» **What the task requires**
With no line left out, restate the data word for word.

---------- Supplied material ----------

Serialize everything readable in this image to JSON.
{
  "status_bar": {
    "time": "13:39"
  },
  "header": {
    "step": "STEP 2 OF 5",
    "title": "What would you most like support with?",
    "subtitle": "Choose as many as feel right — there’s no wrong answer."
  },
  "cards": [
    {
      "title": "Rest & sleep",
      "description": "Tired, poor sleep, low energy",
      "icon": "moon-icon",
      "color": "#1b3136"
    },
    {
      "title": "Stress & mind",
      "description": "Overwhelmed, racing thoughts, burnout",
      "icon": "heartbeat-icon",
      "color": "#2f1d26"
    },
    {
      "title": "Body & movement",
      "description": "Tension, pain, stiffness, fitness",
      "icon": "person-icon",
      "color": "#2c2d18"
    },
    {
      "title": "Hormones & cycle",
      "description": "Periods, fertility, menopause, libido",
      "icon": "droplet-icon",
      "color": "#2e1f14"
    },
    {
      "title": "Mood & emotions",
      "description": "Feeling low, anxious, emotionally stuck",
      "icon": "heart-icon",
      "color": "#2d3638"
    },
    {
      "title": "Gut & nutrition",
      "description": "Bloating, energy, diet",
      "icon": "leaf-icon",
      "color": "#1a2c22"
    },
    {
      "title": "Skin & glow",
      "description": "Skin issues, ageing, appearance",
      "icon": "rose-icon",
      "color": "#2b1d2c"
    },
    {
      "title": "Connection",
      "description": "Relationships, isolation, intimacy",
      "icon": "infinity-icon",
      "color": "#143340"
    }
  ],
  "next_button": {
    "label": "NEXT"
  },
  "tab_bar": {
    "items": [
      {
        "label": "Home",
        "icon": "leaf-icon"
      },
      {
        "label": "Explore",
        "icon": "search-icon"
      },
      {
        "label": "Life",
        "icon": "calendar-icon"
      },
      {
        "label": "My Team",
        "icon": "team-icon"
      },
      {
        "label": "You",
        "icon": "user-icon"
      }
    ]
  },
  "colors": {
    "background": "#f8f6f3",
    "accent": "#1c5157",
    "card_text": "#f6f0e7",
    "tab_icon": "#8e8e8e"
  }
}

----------

» **Finished task**
Serialize everything readable in this image to JSON.
{
  "status_bar": {
    "time": "13:39"
  },
  "header": {
    "step": "STEP 2 OF 5",
    "title": "What would you most like support with?",
    "subtitle": "Choose as many as feel right — there’s no wrong answer."
  },
  "cards": [
    {
      "title": "Rest & sleep",
      "description": "Tired, poor sleep, low energy",
      "icon": "moon-icon",
      "color": "#1b3136"
    },
    {
      "title": "Stress & mind",
      "description": "Overwhelmed, racing thoughts, burnout",
      "icon": "heartbeat-icon",
      "color": "#2f1d26"
    },
    {
      "title": "Body & movement",
      "description": "Tension, pain, stiffness, fitness",
      "icon": "person-icon",
      "color": "#2c2d18"
    },
    {
      "title": "Hormones & cycle",
      "description": "Periods, fertility, menopause, libido",
      "icon": "droplet-icon",
      "color": "#2e1f14"
    },
    {
      "title": "Mood & emotions",
      "description": "Feeling low, anxious, emotionally stuck",
      "icon": "heart-icon",
      "color": "#2d3638"
    },
    {
      "title": "Gut & nutrition",
      "description": "Bloating, energy, diet",
      "icon": "leaf-icon",
      "color": "#1a2c22"
    },
    {
      "title": "Skin & glow",
      "description": "Skin issues, ageing, appearance",
      "icon": "rose-icon",
      "color": "#2b1d2c"
    },
    {
      "title": "Connection",
      "description": "Relationships, isolation, intimacy",
      "icon": "infinity-icon",
      "color": "#143340"
    }
  ],
  "next_button": {
    "label": "NEXT"
  },
  "tab_bar": {
    "items": [
      {
        "label": "Home",
        "icon": "leaf-icon"
      },
      {
        "label": "Explore",
        "icon": "search-icon"
      },
      {
        "label": "Life",
        "icon": "calendar-icon"
      },
      {
        "label": "My Team",
        "icon": "team-icon"
      },
      {
        "label": "You",
        "icon": "user-icon"
      }
    ]
  },
  "colors": {
    "background": "#f8f6f3",
    "accent": "#1c5157",
    "card_text": "#f6f0e7",
    "tab_icon": "#8e8e8e"
  }
}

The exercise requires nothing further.